WHAT IS NEEDED. Your task is to write out the complete listing exactly as it is shown.

▶

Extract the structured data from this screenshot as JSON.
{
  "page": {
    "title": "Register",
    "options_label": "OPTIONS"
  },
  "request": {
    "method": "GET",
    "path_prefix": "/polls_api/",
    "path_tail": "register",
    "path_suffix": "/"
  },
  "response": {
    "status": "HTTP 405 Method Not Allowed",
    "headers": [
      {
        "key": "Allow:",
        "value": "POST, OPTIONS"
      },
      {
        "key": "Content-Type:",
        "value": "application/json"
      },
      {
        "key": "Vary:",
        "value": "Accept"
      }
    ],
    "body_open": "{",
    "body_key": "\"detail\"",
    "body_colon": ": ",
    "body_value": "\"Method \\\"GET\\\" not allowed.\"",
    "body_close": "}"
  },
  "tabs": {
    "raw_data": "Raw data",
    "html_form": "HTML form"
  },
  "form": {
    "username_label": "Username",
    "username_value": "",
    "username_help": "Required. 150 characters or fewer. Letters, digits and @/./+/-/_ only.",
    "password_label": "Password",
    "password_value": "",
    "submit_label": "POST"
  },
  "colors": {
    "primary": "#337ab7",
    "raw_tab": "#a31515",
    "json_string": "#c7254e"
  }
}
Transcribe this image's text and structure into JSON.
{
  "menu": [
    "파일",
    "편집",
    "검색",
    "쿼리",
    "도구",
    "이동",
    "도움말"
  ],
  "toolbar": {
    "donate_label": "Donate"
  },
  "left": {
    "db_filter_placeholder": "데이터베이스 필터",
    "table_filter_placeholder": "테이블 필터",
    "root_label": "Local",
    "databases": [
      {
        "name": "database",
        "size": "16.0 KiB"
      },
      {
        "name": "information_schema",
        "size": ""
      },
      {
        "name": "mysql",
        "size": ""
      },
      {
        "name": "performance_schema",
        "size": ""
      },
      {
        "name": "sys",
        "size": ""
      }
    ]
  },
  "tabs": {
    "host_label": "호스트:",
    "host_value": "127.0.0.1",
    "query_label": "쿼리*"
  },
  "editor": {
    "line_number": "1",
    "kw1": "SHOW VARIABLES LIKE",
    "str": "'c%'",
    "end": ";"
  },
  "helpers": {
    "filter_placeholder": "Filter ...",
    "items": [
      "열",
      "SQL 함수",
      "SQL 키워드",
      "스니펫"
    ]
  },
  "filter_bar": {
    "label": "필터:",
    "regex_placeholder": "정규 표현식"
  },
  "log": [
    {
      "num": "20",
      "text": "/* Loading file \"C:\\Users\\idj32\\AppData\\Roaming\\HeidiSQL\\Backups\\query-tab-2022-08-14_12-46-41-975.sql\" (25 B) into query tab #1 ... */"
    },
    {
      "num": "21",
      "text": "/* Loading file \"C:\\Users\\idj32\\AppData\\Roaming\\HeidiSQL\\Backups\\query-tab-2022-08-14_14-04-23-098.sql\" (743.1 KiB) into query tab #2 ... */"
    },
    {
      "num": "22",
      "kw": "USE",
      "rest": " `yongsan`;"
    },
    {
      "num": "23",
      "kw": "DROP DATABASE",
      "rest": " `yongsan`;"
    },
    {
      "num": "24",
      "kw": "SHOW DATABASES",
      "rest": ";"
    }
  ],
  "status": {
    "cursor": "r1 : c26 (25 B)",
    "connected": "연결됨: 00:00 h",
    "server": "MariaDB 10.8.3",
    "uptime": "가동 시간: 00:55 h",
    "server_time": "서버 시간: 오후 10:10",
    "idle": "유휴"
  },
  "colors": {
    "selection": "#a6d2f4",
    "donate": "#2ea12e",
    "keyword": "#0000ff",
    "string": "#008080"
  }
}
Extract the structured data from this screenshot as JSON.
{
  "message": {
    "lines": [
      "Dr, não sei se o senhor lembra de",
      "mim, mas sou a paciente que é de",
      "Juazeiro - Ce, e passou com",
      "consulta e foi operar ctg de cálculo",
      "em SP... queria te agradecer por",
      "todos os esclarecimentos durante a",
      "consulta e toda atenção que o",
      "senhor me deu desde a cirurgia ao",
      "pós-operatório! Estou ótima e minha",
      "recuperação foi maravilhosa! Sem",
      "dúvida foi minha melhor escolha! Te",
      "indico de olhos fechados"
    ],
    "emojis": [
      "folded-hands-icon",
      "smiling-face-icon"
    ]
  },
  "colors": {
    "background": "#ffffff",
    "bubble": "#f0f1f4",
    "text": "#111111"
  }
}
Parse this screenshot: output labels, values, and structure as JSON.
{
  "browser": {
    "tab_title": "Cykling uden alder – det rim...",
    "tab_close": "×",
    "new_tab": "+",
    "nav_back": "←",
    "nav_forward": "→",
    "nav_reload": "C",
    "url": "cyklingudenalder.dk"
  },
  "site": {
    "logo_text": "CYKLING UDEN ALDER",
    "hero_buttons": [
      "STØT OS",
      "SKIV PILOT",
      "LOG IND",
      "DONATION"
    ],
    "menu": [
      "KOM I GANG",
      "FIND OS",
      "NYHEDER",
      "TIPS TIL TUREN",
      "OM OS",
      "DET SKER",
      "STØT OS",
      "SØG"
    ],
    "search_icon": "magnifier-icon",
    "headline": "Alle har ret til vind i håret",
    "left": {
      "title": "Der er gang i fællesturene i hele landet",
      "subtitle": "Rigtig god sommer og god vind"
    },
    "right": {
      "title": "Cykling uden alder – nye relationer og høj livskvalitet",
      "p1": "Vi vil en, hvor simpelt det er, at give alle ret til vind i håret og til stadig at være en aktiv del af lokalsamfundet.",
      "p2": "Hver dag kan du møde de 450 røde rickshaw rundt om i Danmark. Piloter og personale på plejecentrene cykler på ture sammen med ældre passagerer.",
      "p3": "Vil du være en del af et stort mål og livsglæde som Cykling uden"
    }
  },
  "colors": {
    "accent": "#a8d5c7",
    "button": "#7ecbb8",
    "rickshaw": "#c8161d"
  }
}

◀

EXERCISE ANSWER.
Extract the structured data from this screenshot as JSON.
{
  "page": {
    "title": "Register",
    "options_label": "OPTIONS"
  },
  "request": {
    "method": "GET",
    "path_prefix": "/polls_api/",
    "path_tail": "register",
    "path_suffix": "/"
  },
  "response": {
    "status": "HTTP 405 Method Not Allowed",
    "headers": [
      {
        "key": "Allow:",
        "value": "POST, OPTIONS"
      },
      {
        "key": "Content-Type:",
        "value": "application/json"
      },
      {
        "key": "Vary:",
        "value": "Accept"
      }
    ],
    "body_open": "{",
    "body_key": "\"detail\"",
    "body_colon": ": ",
    "body_value": "\"Method \\\"GET\\\" not allowed.\"",
    "body_close": "}"
  },
  "tabs": {
    "raw_data": "Raw data",
    "html_form": "HTML form"
  },
  "form": {
    "username_label": "Username",
    "username_value": "",
    "username_help": "Required. 150 characters or fewer. Letters, digits and @/./+/-/_ only.",
    "password_label": "Password",
    "password_value": "",
    "submit_label": "POST"
  },
  "colors": {
    "primary": "#337ab7",
    "raw_tab": "#a31515",
    "json_string": "#c7254e"
  }
}
Transcribe this image's text and structure into JSON.
{
  "menu": [
    "파일",
    "편집",
    "검색",
    "쿼리",
    "도구",
    "이동",
    "도움말"
  ],
  "toolbar": {
    "donate_label": "Donate"
  },
  "left": {
    "db_filter_placeholder": "데이터베이스 필터",
    "table_filter_placeholder": "테이블 필터",
    "root_label": "Local",
    "databases": [
      {
        "name": "database",
        "size": "16.0 KiB"
      },
      {
        "name": "information_schema",
        "size": ""
      },
      {
        "name": "mysql",
        "size": ""
      },
      {
        "name": "performance_schema",
        "size": ""
      },
      {
        "name": "sys",
        "size": ""
      }
    ]
  },
  "tabs": {
    "host_label": "호스트:",
    "host_value": "127.0.0.1",
    "query_label": "쿼리*"
  },
  "editor": {
    "line_number": "1",
    "kw1": "SHOW VARIABLES LIKE",
    "str": "'c%'",
    "end": ";"
  },
  "helpers": {
    "filter_placeholder": "Filter ...",
    "items": [
      "열",
      "SQL 함수",
      "SQL 키워드",
      "스니펫"
    ]
  },
  "filter_bar": {
    "label": "필터:",
    "regex_placeholder": "정규 표현식"
  },
  "log": [
    {
      "num": "20",
      "text": "/* Loading file \"C:\\Users\\idj32\\AppData\\Roaming\\HeidiSQL\\Backups\\query-tab-2022-08-14_12-46-41-975.sql\" (25 B) into query tab #1 ... */"
    },
    {
      "num": "21",
      "text": "/* Loading file \"C:\\Users\\idj32\\AppData\\Roaming\\HeidiSQL\\Backups\\query-tab-2022-08-14_14-04-23-098.sql\" (743.1 KiB) into query tab #2 ... */"
    },
    {
      "num": "22",
      "kw": "USE",
      "rest": " `yongsan`;"
    },
    {
      "num": "23",
      "kw": "DROP DATABASE",
      "rest": " `yongsan`;"
    },
    {
      "num": "24",
      "kw": "SHOW DATABASES",
      "rest": ";"
    }
  ],
  "status": {
    "cursor": "r1 : c26 (25 B)",
    "connected": "연결됨: 00:00 h",
    "server": "MariaDB 10.8.3",
    "uptime": "가동 시간: 00:55 h",
    "server_time": "서버 시간: 오후 10:10",
    "idle": "유휴"
  },
  "colors": {
    "selection": "#a6d2f4",
    "donate": "#2ea12e",
    "keyword": "#0000ff",
    "string": "#008080"
  }
}
Extract the structured data from this screenshot as JSON.
{
  "message": {
    "lines": [
      "Dr, não sei se o senhor lembra de",
      "mim, mas sou a paciente que é de",
      "Juazeiro - Ce, e passou com",
      "consulta e foi operar ctg de cálculo",
      "em SP... queria te agradecer por",
      "todos os esclarecimentos durante a",
      "consulta e toda atenção que o",
      "senhor me deu desde a cirurgia ao",
      "pós-operatório! Estou ótima e minha",
      "recuperação foi maravilhosa! Sem",
      "dúvida foi minha melhor escolha! Te",
      "indico de olhos fechados"
    ],
    "emojis": [
      "folded-hands-icon",
      "smiling-face-icon"
    ]
  },
  "colors": {
    "background": "#ffffff",
    "bubble": "#f0f1f4",
    "text": "#111111"
  }
}
Parse this screenshot: output labels, values, and structure as JSON.
{
  "browser": {
    "tab_title": "Cykling uden alder – det rim...",
    "tab_close": "×",
    "new_tab": "+",
    "nav_back": "←",
    "nav_forward": "→",
    "nav_reload": "C",
    "url": "cyklingudenalder.dk"
  },
  "site": {
    "logo_text": "CYKLING UDEN ALDER",
    "hero_buttons": [
      "STØT OS",
      "SKIV PILOT",
      "LOG IND",
      "DONATION"
    ],
    "menu": [
      "KOM I GANG",
      "FIND OS",
      "NYHEDER",
      "TIPS TIL TUREN",
      "OM OS",
      "DET SKER",
      "STØT OS",
      "SØG"
    ],
    "search_icon": "magnifier-icon",
    "headline": "Alle har ret til vind i håret",
    "left": {
      "title": "Der er gang i fællesturene i hele landet",
      "subtitle": "Rigtig god sommer og god vind"
    },
    "right": {
      "title": "Cykling uden alder – nye relationer og høj livskvalitet",
      "p1": "Vi vil en, hvor simpelt det er, at give alle ret til vind i håret og til stadig at være en aktiv del af lokalsamfundet.",
      "p2": "Hver dag kan du møde de 450 røde rickshaw rundt om i Danmark. Piloter og personale på plejecentrene cykler på ture sammen med ældre passagerer.",
      "p3": "Vil du være en del af et stort mål og livsglæde som Cykling uden"
    }
  },
  "colors": {
    "accent": "#a8d5c7",
    "button": "#7ecbb8",
    "rickshaw": "#c8161d"
  }
}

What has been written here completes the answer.